I am Sherlocked and So Can You
The Sherlock Holmes stories are probably the second most easily acquired books in the world (they’ll be first as soon as hotels start answering my calls about providing them in hotels). Every bookstore contains some version or other of the complete works, every library has multiple copies, or they’re a ctrl-T away and downloadable for free here or here (legally, they’re public domain).
So you’ve got them, that’s great. Then what? Fifty-six short stories and four novels is a daunting number, and it can be a little worrisome figuring out where to start. Chronologically? Alphabetically? Randomly, until you lose track of which one you’ve read and which one you haven’t already? Fear not, here’s a quick guide on where to start if you’re brand new to the stories:
If you… are a stickler for continuity.
Start with… A Study in Scarlet
Because… It’s the first! John Watson meets Sherlock Holmes for the first time, moves in, and keeps detailed notes about him. (“Knowledge of sensational literature? Immense.”) It would be the perfect setup for a quirky sitcom except there’s a murder in the middle of it.
But be warned… It was not, however, the first popular story. It entered with a thud when it was first published. Once you get to the middle, no, that’s not a printing error, that’s just a complete narrative switch to the killer’s backstory. In Utah. With Mormons. The Sherlock stuff is great but Doyle was clearly still finding his feet.
If you… like gothic horror.
Start with… The Adventure of the Devil’s Foot
Because… There are moors, insanity, and the creepiest tableu ever: a dead woman and two men gibbering with insanity. Shorter than Hound of the Baskervilles and less mainstream, it’s perfect for the hipster Sherlockian. Also recommended for anyone who needs a refresher course on scientific experiment ethics as an example of how it doesn’t work. Contains the exchange: “I followed you.” “I saw nobody.” “That is what you may expect to see when I follow you.”
But be warned… Nothing. This one rules.
If you… like a good chase scene
Start with… The Sign of Four
Because… Greatest chase scene ever. On a boat. Before that there are muuuuurders and a puppy and weird stuff from India. Also features John Watson behaving like a love struck-idiot when he meets his wife-to-be and agonizes over hitting on her now that they know she’s going to be wealthy.
But be warned… This is another novel and has a lot of exposition. A whole lot.
If you… need your heart warmed.
Start with… The Adventure of the Yellow Face
Because… The real “because” is a spoiler but the conclusion is adorable and surprisingly progressive.
But be warned… If you’re also looking for a good mystery or deduction, you won’t find it. The charm is in the destination, not the journey in this one.
If you… are a big romantic.
Because… “I didn’t grieve over her marriage. I was not such a selfish hound as that. I just rejoiced that good luck had come her way, and that she had not thrown herself away on a penniless sailor [me]. That’s how I loved Mary Fraser.” Swoon. Women in horrible marriages while the right men pine away adorably. Nicholas Sparks, eat your heart out.

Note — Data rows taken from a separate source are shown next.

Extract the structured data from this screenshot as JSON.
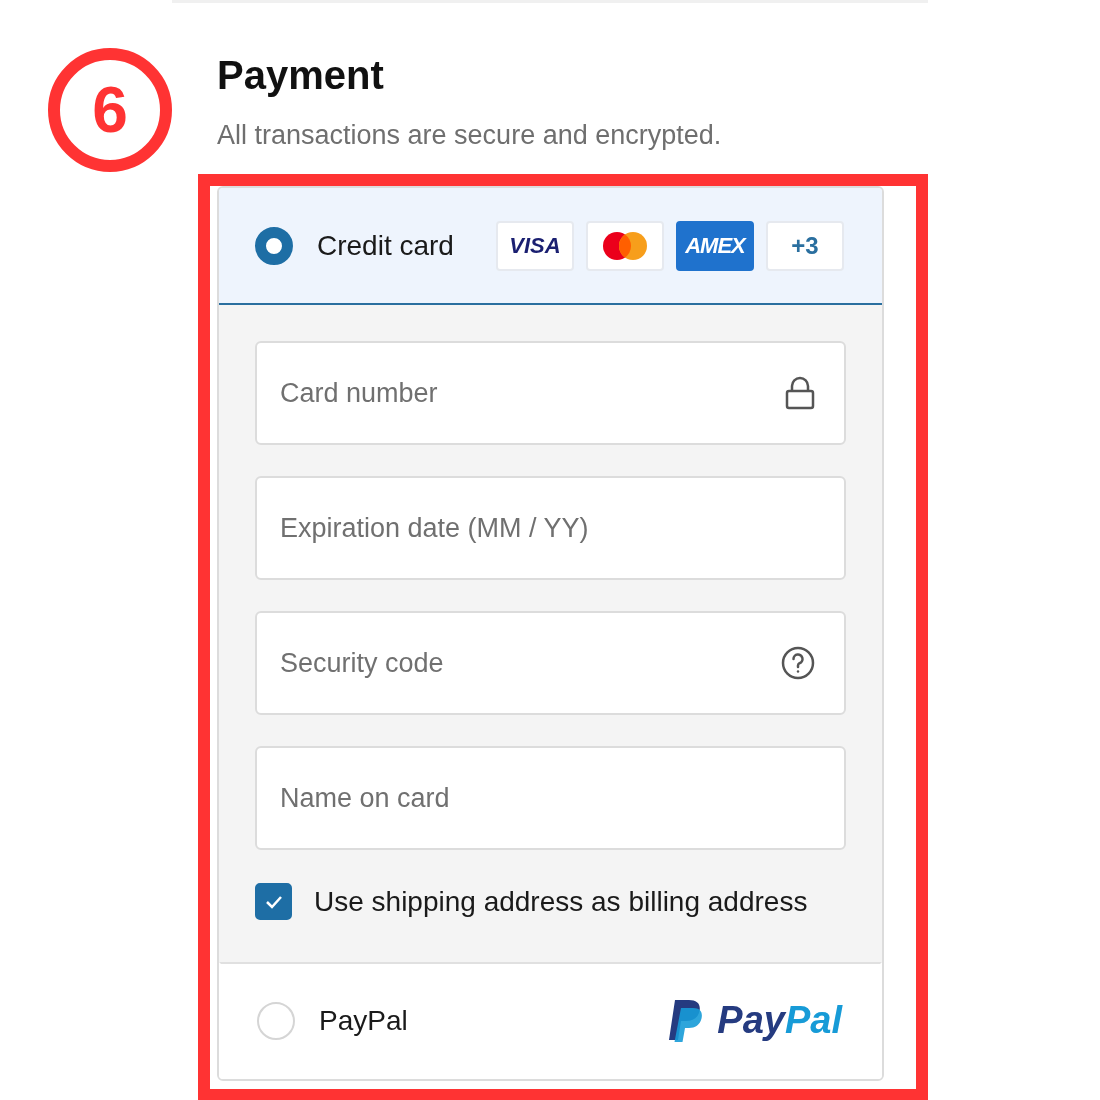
{
  "step": {
    "number": "6"
  },
  "header": {
    "title": "Payment",
    "subtitle": "All transactions are secure and encrypted."
  },
  "methods": [
    {
      "kind": "card",
      "label": "Credit card",
      "selected": true,
      "brands": [
        {
          "kind": "visa",
          "label": "VISA"
        },
        {
          "kind": "mastercard"
        },
        {
          "kind": "amex",
          "label": "AMEX"
        },
        {
          "kind": "more",
          "label": "+3"
        }
      ],
      "fields": [
        {
          "kind": "secure",
          "placeholder": "Card number"
        },
        {
          "kind": "plain",
          "placeholder": "Expiration date (MM / YY)"
        },
        {
          "kind": "hint",
          "placeholder": "Security code"
        },
        {
          "kind": "plain",
          "placeholder": "Name on card"
        }
      ],
      "billing": {
        "label": "Use shipping address as billing address",
        "checked": true
      }
    },
    {
      "kind": "paypal",
      "label": "PayPal",
      "selected": false,
      "logo": [
        "Pay",
        "Pal"
      ]
    }
  ]
}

But be warned… These loveable hunks tend to say things like “you are a white man so I can tell you my tale.”
If you… want to read about some badass ladies.
Because… There are ladies and they are awesome. Irene Adler may have beaten Sherlock Holmes but the other women have higher scores to settle and more righteous anger to vent. Which they do. With acid. And not only that, they get away with it.
But be warned… Nothing. Besides the ladies, Miverton and Illustrious Client have some of the best bad guys outside of Moriarty and Scandal forces Sherlock to be a gentleman. Illustrious Client also has Watson at his most adorably bumbling.
If you… want to feel smart.
Because… Someone has been breaking in and smashing identical busts of Napoleon. An underpaid clerk arranges for his boss to take a second job across town while he spends his days downstairs in a building behind a bank. Oh just GUESS what they’re up to. These are stories that you can figure out from the text pretty quickly using common sense and/or pattern recognition. Then you can brag to all your friends that you are just as smart as Sherlock.
But be warned… Obviously if you’re reading Doyle as a mystery writer, these stories will be a disappointment. But there are great character moments between Sherlock and Watson and fun stakeouts in the dark. Even if the mysteries are not always astonishing, the writing is so compelling and brisk that it doesn’t even matter.
So there you have it, an entry-level guide for the aspiring literary nerd. For full disclosure, this is basically a list of my favorite stories as well. What were your favorites?
Screencaps courtesy of aithine.org.